Another is the treatment that befell General James Longstreet after the war, which will be covered in a future post.
On one hand in this mythology is the brilliance of the dead Jackson, on the other hand is the besmirching and discrediting of Longstreet (just look at his bizarre monument at Gettysburg to see the culmination of this) The irony is that Longstreet was also shot by his own men at the Battle of the Wilderness. The difference is, he survived his wound, which begs the question if whether in death Jackson escaped the sort of scrutiny that Longstreet received. The post-war treatment of Longstreet is a long and baffling story, please see Piston's "Lee's Tarnished Lieutenant" for more.
Because of his successful campaigns and untimely death, Jackson was not only made into a figurehead for the army and an idealized soldier but also as the paragon representative of Virginia and the Southern cause. Attention was not paid to the way he treated his own men or his near-disastrous failings at the Seven Days Battle, nor to his bizarre personality. The South needed heroes and men to rally behind; Jackson became that man.

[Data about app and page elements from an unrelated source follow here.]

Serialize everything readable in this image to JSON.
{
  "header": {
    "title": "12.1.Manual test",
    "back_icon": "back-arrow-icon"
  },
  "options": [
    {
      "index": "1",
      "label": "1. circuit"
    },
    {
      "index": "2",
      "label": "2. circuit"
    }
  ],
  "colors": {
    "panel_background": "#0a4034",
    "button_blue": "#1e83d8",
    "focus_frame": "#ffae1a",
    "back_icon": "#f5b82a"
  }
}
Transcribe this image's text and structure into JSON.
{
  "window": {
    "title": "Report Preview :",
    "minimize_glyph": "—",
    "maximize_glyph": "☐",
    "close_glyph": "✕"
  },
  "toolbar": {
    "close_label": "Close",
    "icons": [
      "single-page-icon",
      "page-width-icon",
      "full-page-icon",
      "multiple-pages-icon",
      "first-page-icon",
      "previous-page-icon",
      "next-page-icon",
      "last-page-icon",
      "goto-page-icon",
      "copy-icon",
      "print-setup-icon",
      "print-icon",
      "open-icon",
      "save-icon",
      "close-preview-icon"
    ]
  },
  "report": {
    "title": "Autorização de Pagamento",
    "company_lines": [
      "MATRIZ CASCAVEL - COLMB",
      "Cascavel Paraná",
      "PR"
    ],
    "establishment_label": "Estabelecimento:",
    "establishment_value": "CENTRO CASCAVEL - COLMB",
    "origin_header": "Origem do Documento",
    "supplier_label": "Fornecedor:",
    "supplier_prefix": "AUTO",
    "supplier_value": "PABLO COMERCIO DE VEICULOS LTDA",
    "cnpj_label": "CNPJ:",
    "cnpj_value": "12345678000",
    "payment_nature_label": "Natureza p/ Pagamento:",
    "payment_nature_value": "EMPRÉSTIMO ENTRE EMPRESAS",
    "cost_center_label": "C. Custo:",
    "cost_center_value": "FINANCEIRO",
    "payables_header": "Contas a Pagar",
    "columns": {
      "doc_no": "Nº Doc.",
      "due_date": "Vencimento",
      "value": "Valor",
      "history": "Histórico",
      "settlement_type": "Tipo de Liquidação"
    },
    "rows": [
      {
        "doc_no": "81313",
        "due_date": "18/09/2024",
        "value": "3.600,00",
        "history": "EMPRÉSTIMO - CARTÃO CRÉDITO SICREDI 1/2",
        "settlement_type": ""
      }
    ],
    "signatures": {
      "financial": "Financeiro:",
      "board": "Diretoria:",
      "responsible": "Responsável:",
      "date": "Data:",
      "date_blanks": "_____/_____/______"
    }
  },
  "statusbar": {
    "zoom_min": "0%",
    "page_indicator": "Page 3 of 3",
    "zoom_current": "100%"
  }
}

This idealization has only been amplified over the past decades, especially through the writings of Freeman, Tanner, and more recently, Robertson, who wrote in 1997 that Jackson's efforts should "remain treasured legacies of the American people just as they are inspirations to people everywhere." It also continues in popular culture, most vividly in the depiction of Jackson in the movie "Gods and Generals" If you haven't seen it yourself, believe me when I say all that was missing was a halo around his head. It is also this idealized Jackson that is painted onto canvas, plates, t-shirts, etc. and enthusiastically purchased by fans.
It is clear; however, that when the whole man is examined, that the time for this era has passed, Jackson was a man who owned slaves and used religion as an excuse for it, turned against the uniform he had once worn proudly, and, though a oft-successful battlefield commander, frequently treated the men who made his reputation like dogs.
We should not continue to subscribe to the hero-worship borne of the Lost Cause mythology. We must treat Confederate officers like Jackson and Lee, (as well as their Union counterparts) with respect, and part of that is to be honest about who they were and what they did; acknowledging their strengths, but also to their flaws. In that spirit, we can appreciate Stonewall Jackson's frequent, but not constant, tactical success, but we must free ourselves of the ideas of him as a paragon of virtue, an icon of devotion, and as any sort of hero, for they are neither earned nor deserved.